Task inputs Start Marker
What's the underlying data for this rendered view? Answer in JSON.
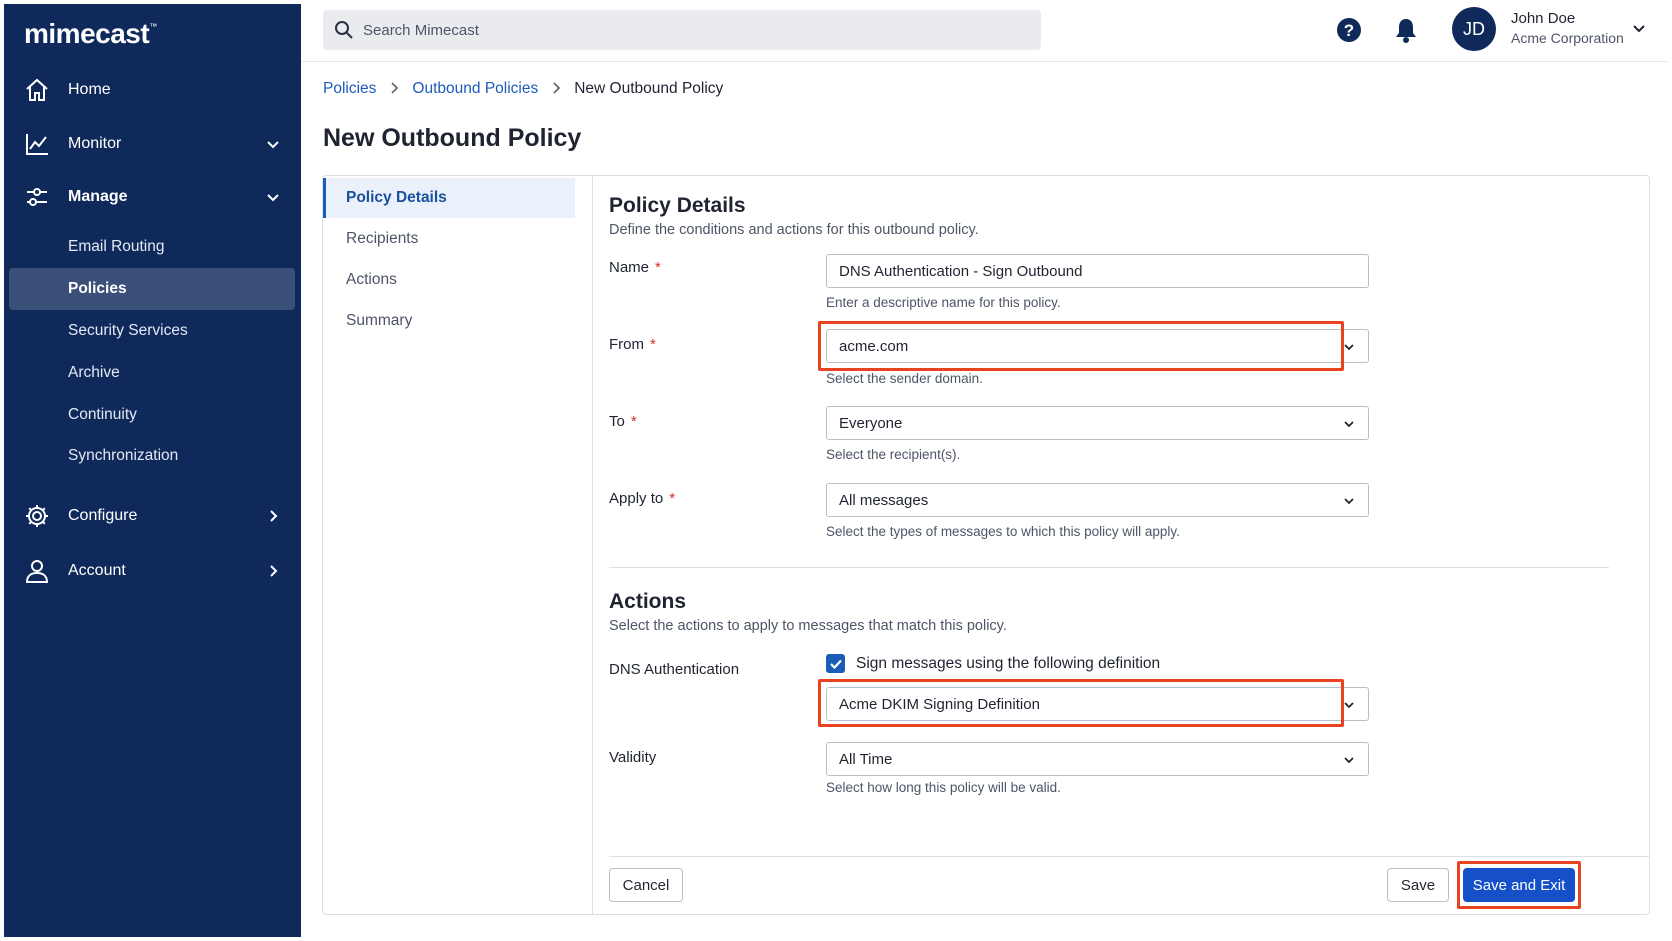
{
  "brand": {
    "name": "mimecast",
    "trademark": "™"
  },
  "sidebar": {
    "items": [
      {
        "label": "Home",
        "icon": "home-icon"
      },
      {
        "label": "Monitor",
        "icon": "chart-icon"
      },
      {
        "label": "Manage",
        "icon": "sliders-icon"
      },
      {
        "label": "Configure",
        "icon": "gear-icon"
      },
      {
        "label": "Account",
        "icon": "user-icon"
      }
    ],
    "manage_sub": [
      {
        "label": "Email Routing"
      },
      {
        "label": "Policies",
        "active": true
      },
      {
        "label": "Security Services"
      },
      {
        "label": "Archive"
      },
      {
        "label": "Continuity"
      },
      {
        "label": "Synchronization"
      }
    ]
  },
  "topbar": {
    "search_placeholder": "Search Mimecast",
    "user": {
      "initials": "JD",
      "name": "John Doe",
      "org": "Acme Corporation"
    }
  },
  "breadcrumb": [
    "Policies",
    "Outbound Policies",
    "New Outbound Policy"
  ],
  "page_title": "New Outbound Policy",
  "steps": [
    "Policy Details",
    "Recipients",
    "Actions",
    "Summary"
  ],
  "policy_details": {
    "title": "Policy Details",
    "description": "Define the conditions and actions for this outbound policy.",
    "name": {
      "label": "Name",
      "value": "DNS Authentication - Sign Outbound",
      "help": "Enter a descriptive name for this policy."
    },
    "from": {
      "label": "From",
      "value": "acme.com",
      "help": "Select the sender domain."
    },
    "to": {
      "label": "To",
      "value": "Everyone",
      "help": "Select the recipient(s)."
    },
    "apply_to": {
      "label": "Apply to",
      "value": "All messages",
      "help": "Select the types of messages to which this policy will apply."
    }
  },
  "actions": {
    "title": "Actions",
    "description": "Select the actions to apply to messages that match this policy.",
    "dns_auth": {
      "label": "DNS Authentication",
      "checkbox_label": "Sign messages using the following definition",
      "checked": true,
      "value": "Acme DKIM Signing Definition"
    },
    "validity": {
      "label": "Validity",
      "value": "All Time",
      "help": "Select how long this policy will be valid."
    }
  },
  "buttons": {
    "cancel": "Cancel",
    "save": "Save",
    "save_exit": "Save and Exit"
  },
  "required_mark": "*",
  "colors": {
    "sidebar_bg": "#0f2a5a",
    "primary": "#1550c9",
    "link": "#1a5cb8",
    "highlight": "#e8431f",
    "required": "#d93025"
  }
}
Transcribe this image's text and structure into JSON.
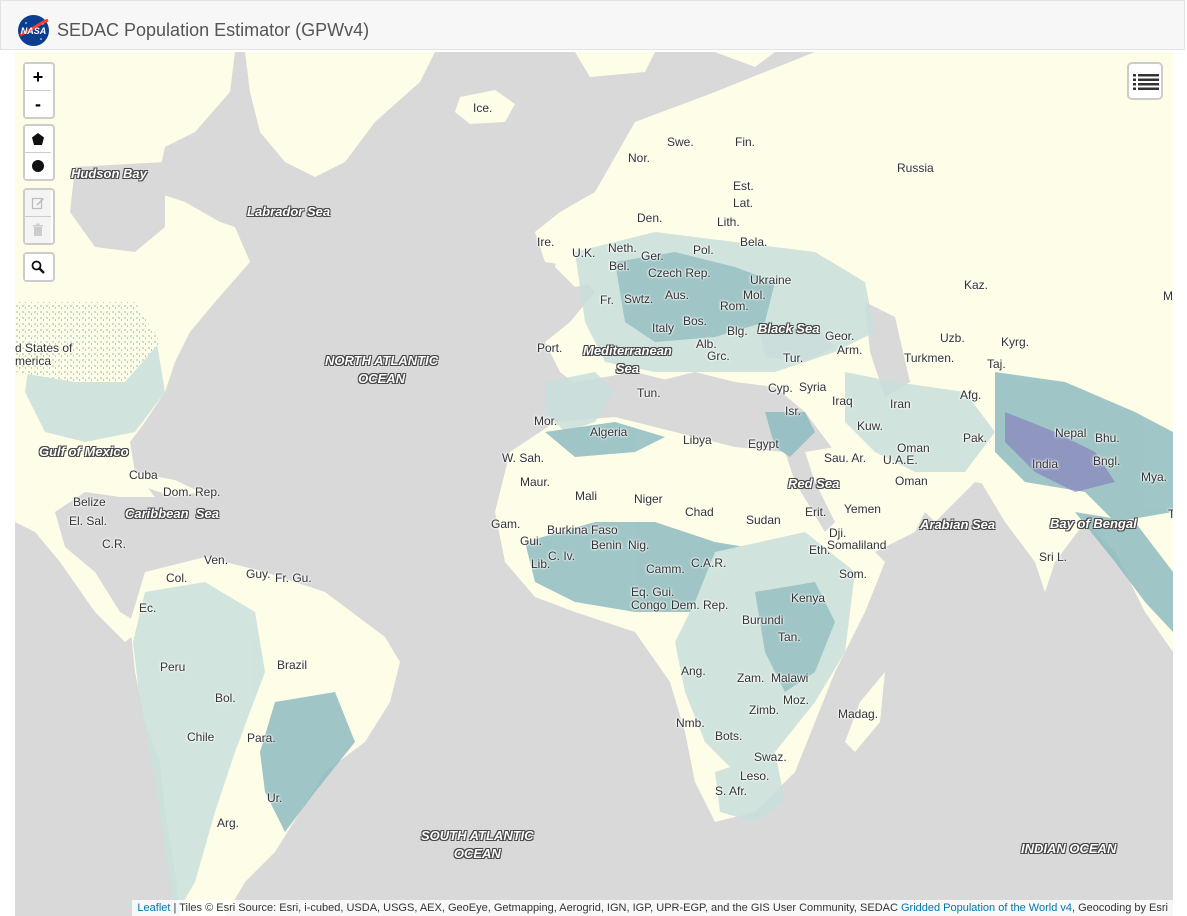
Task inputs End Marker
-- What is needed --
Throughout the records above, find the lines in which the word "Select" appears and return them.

-- Exercise solution --
      "help": "Select the sender domain."
      "help": "Select the recipient(s)."
      "help": "Select the types of messages to which this policy will apply."
    "description": "Select the actions to apply to messages that match this policy.",
      "help": "Select how long this policy will be valid."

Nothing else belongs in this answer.